When Harrison Ford was starting out in Hollywood he landed a number of bit parts like bellhop, cowboy, and suspect number two. Naturally he played each role to the best of his ability, putting his considerable talent towards making the audience believe he was indeed a bellhop, a cowboy or a suspicious individual. He wanted bigger roles, but they were not forthcoming. One studio executive apparently told Ford that he was delivering the lines he was given, and was well-suited to portraying a bellhop or a waiter, but that he lacked star quality.
"Check out Tony Curtis in HIS first role," the exec said. "He's a grocery clerk but you KNOW he's a movie star."
"I thought the point was you were supposed to think he was a grocery clerk", countered Ford, quite reasonably.
Let's just say the conversation didn't end with Ford getting a bigger part.
I'm in a similar position. Recently a customer said to me that it was clear that many of my colleagues were just time building in this job, but that I was a professional. I said thank you. And underneath I seethed the way Harrison Ford must have when he was told he made a good bellhop. Even my boss was taken aback at the discovery that I do not intend to spend the rest of my career in this job.
I hear things like this every time I mention the possibility of my career advancement. You're suited so well to it ... You're so good at it ... You put so much effort into it ... Don't you like it? ... Your talents would be wasted as a flying bus driver.
Well yes. This is my job and I do it well. Would anyone be served if I were to do otherwise? Perhaps I should act like I'm too good for this job, put on airline captain airs, and neglect those tasks that I can ignore without penalty. Of course not. I'll do this job well until the very last day I do it.
In an airline environment, everyone will see me as an airline pilot. Because I'm a professional and that's the way it's done. Harrison Ford eventually got tired of fighting for minor roles and took on a carpentry job to pay the bills. Some days I want to quit this job and go and work for a large airline doing anything. Honestly, I look at baggage handling jobs in Iqaluit and think, "what about that one?"

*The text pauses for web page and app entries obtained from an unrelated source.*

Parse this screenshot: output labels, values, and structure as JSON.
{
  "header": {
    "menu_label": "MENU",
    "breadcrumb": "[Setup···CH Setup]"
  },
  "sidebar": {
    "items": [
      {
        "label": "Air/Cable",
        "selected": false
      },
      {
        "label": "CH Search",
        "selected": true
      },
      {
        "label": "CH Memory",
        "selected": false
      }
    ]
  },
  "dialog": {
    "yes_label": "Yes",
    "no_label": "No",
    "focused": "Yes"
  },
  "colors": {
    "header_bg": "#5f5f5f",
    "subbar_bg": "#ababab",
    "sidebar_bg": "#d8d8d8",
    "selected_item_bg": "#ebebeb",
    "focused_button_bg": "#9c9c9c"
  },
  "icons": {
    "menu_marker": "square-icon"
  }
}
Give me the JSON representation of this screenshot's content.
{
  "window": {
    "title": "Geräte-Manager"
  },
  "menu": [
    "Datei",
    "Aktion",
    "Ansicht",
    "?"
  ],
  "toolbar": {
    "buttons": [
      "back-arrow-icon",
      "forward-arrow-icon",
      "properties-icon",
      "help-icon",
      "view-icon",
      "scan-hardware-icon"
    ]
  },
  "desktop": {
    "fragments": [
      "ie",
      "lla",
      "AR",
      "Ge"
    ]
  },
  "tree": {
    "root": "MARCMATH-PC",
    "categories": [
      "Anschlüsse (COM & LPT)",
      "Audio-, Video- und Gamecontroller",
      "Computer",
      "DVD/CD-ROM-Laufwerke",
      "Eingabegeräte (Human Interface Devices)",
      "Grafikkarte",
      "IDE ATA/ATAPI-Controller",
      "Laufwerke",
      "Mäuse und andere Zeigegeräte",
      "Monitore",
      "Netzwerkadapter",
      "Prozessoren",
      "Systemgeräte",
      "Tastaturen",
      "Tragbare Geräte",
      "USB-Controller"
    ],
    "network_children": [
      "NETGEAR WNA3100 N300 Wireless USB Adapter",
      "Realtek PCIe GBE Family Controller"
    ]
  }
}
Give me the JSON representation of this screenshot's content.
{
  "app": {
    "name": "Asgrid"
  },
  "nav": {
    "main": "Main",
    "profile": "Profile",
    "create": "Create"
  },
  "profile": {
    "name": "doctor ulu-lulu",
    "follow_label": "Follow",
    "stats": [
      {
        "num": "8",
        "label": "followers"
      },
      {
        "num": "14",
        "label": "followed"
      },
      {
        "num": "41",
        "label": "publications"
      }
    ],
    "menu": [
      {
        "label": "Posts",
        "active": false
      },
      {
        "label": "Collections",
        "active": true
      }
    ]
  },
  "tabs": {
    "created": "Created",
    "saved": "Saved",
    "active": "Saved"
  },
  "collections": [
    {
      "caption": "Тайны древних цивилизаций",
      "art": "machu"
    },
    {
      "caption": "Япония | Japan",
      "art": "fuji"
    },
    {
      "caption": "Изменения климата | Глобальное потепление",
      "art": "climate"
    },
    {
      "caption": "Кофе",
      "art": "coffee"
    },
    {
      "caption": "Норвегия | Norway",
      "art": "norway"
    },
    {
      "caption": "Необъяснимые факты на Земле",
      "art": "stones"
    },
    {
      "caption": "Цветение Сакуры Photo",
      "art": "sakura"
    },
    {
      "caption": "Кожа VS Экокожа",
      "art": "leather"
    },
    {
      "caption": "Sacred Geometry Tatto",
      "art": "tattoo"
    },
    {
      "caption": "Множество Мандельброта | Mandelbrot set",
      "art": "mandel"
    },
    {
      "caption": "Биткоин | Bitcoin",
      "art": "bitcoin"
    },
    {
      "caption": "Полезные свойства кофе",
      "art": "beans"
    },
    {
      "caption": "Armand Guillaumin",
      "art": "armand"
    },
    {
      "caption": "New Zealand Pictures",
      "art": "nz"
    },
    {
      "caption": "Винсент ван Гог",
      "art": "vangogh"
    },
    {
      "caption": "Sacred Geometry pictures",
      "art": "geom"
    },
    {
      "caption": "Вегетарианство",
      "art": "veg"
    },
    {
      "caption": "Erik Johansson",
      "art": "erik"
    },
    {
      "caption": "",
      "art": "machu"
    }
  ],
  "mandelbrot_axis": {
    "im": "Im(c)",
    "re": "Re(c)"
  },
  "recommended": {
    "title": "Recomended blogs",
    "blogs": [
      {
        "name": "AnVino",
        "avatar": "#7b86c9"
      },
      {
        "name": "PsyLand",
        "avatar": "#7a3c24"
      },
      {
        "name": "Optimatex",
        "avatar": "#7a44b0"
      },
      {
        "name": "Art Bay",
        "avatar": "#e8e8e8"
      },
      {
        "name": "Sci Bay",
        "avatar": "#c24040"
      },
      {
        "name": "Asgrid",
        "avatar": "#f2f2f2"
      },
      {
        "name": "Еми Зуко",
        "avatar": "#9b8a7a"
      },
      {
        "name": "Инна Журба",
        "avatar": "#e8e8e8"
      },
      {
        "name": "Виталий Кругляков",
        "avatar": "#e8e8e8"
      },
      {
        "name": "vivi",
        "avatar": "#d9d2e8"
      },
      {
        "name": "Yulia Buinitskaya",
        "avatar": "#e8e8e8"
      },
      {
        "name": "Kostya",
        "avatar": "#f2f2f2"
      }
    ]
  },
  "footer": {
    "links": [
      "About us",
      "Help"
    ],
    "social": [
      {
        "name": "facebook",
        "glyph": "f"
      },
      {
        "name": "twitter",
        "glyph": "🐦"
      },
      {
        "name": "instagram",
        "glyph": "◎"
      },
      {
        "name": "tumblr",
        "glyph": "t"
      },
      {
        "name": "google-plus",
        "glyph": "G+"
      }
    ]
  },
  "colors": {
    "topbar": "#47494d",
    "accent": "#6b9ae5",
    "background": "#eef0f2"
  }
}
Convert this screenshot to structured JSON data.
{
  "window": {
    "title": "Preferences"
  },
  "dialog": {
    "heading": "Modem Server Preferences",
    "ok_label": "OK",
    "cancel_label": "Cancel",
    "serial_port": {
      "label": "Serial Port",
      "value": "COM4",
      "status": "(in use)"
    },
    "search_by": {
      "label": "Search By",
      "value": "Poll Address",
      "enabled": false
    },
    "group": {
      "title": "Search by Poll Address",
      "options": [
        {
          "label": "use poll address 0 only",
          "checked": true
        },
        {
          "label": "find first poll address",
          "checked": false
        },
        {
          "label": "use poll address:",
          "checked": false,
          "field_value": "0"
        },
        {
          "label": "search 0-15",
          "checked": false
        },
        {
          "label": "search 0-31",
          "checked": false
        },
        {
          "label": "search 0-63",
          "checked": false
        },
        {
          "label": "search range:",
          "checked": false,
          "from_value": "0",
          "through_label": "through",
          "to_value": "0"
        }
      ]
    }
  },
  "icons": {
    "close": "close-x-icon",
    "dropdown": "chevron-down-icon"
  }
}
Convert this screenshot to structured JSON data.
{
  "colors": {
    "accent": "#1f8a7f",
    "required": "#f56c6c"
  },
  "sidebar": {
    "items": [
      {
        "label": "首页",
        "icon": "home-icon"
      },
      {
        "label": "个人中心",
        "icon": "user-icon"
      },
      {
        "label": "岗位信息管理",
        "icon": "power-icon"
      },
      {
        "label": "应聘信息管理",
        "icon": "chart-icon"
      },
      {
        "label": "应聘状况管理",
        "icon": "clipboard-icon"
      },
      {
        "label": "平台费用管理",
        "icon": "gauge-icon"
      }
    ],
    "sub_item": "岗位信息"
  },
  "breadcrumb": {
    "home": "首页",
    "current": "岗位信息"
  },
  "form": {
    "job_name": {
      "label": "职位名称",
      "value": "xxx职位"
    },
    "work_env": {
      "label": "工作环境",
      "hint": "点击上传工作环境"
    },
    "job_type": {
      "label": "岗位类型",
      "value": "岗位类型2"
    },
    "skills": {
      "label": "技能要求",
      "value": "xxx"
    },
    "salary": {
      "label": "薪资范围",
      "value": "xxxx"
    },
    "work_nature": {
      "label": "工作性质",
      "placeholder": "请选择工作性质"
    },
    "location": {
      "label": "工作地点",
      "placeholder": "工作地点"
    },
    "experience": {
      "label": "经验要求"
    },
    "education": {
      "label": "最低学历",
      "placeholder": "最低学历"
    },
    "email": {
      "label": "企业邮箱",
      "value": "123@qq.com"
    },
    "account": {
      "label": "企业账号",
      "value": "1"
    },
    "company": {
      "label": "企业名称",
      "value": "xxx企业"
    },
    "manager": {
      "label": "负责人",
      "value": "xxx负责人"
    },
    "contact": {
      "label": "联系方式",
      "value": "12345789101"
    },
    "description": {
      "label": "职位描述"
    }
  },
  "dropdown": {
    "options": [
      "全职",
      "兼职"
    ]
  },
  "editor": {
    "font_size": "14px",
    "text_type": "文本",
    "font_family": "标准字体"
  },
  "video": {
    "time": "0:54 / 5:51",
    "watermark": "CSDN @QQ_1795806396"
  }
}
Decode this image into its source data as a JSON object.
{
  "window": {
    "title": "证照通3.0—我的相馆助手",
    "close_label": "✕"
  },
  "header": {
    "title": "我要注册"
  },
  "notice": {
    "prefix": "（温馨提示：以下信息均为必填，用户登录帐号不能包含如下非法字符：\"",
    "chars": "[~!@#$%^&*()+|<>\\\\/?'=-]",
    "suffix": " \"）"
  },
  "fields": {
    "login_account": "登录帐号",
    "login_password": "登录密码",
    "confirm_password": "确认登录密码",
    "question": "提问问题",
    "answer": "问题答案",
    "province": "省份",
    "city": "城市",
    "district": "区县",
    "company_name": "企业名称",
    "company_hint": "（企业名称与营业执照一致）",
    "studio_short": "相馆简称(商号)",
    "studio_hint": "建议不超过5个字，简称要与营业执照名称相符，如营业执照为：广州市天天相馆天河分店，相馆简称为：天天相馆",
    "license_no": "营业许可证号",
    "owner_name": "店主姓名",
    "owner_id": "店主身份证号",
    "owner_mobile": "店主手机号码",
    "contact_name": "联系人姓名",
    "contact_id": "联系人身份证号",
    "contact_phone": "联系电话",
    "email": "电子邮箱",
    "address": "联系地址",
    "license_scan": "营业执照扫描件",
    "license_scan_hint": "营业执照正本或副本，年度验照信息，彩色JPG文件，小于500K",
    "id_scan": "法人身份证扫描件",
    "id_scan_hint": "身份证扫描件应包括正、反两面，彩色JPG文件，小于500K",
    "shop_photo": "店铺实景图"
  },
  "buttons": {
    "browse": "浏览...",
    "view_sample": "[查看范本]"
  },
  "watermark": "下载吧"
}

Harrison Ford was working as a carpenter on the set of Star Wars when he was asked to read Han Solo's lines as a stand in. Apparently he did it better than any of the 'real' actors they were considering, and was cast. You probably know how that worked out. My Star Wars will come.